President of the Central African Republic has labeled the country's Seleka rebels, who have seized control of much of the country's north, as "mercenary terrorists", in an exclusive interview with Al Jazeera.
Francois Bozize's verbal attack on Tuesday came as the government and rebels prepare to hold peace talks in Libreville, the capital of Gabon, in the coming days.
"I call them mercenary terrorists because they are being paid by those who sent them and are terrorising the population. They pillage, they rape and destroy," he told our network.

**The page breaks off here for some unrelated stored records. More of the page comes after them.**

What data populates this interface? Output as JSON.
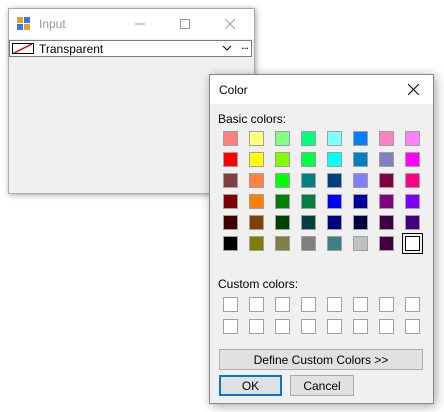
{
  "input_window": {
    "title": "Input",
    "combo_value": "Transparent",
    "ellipsis_label": "..."
  },
  "color_dialog": {
    "title": "Color",
    "basic_colors_label": "Basic colors:",
    "custom_colors_label": "Custom colors:",
    "basic_colors": [
      [
        "#ff8080",
        "#ffff80",
        "#80ff80",
        "#00ff80",
        "#80ffff",
        "#0080ff",
        "#ff80c0",
        "#ff80ff"
      ],
      [
        "#ff0000",
        "#ffff00",
        "#80ff00",
        "#00ff40",
        "#00ffff",
        "#0080c0",
        "#8080c0",
        "#ff00ff"
      ],
      [
        "#804040",
        "#ff8040",
        "#00ff00",
        "#008080",
        "#004080",
        "#8080ff",
        "#800040",
        "#ff0080"
      ],
      [
        "#800000",
        "#ff8000",
        "#008000",
        "#008040",
        "#0000ff",
        "#0000a0",
        "#800080",
        "#8000ff"
      ],
      [
        "#400000",
        "#804000",
        "#004000",
        "#004040",
        "#000080",
        "#000040",
        "#400040",
        "#400080"
      ],
      [
        "#000000",
        "#808000",
        "#808040",
        "#808080",
        "#408080",
        "#c0c0c0",
        "#400040",
        "#ffffff"
      ]
    ],
    "selected_color": "#ffffff",
    "define_custom_label": "Define Custom Colors >>",
    "ok_label": "OK",
    "cancel_label": "Cancel"
  }
}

"We will go to Libreville to defend democracy that has existed in Central Africa for more than 10 years. We can not let it be destroyed by some opportunists."
Rebel leaders and the delegation representing Bozize's government, along with UN representatives arrived for the peace talks.
Al Jazeera's Nazanine Moshiri reporting from Libreville reported "Senior diplomats are hopeful that Bozize will arrive in the next couple of days."
"These talks are all about trying to get Seleka to sign a ceasefire - that is the priority. And to sign the Pact, which was made in 2008 in Libreville between the rebels at the time and the government, and basically to put their arms down."
The rebels, collectively known as Seleka, behind the recent instability signed a 2007 peace accord allowing them to join the regular army, but their leaders say the deal wasn't fully implemented.
Talks with the rebel representatives had been expected to start on Tuesday, but a plane carrying the government delegation along with members of the country's political opposition failed to leave Bangui, the capital, as scheduled.
Rebels, who have arrived in Gabon, said they were halting their advance before reaching Bangui in an attempt to give the peace negotiations a chance.
Meanwhile, Denis Sassou-Nguesso, president of the Republic of Congo, said negotiations were to begin no later than Friday. He met the embattled leader of CAR, Bozize, on Monday.
Sassou-Nguesso declined to comment on reports that rebels, who now control much of the country's north, are still seeking Bozize's ouster as a condition of the talks.
Earlier on Monday, Eric Massi, who identifies himself as a spokesman of the rebel alliance reiterated calls for the removal of the president, saying he has "lost all credibility" to lead the country.
"He has to leave power," Massi told Al Jazeera from Paris.
He rejected Bozize's offer to form a coalition government with the rebels, instead calling for a "peaceful transfer of power".
While the rebels have halted their advance toward Bangui, they now hold a dozen cities and towns, and a spokesman claimed the fighters could still take the government-fortified city of Damara or Bangui but were holding back out of concern for the 700,000 people who live there.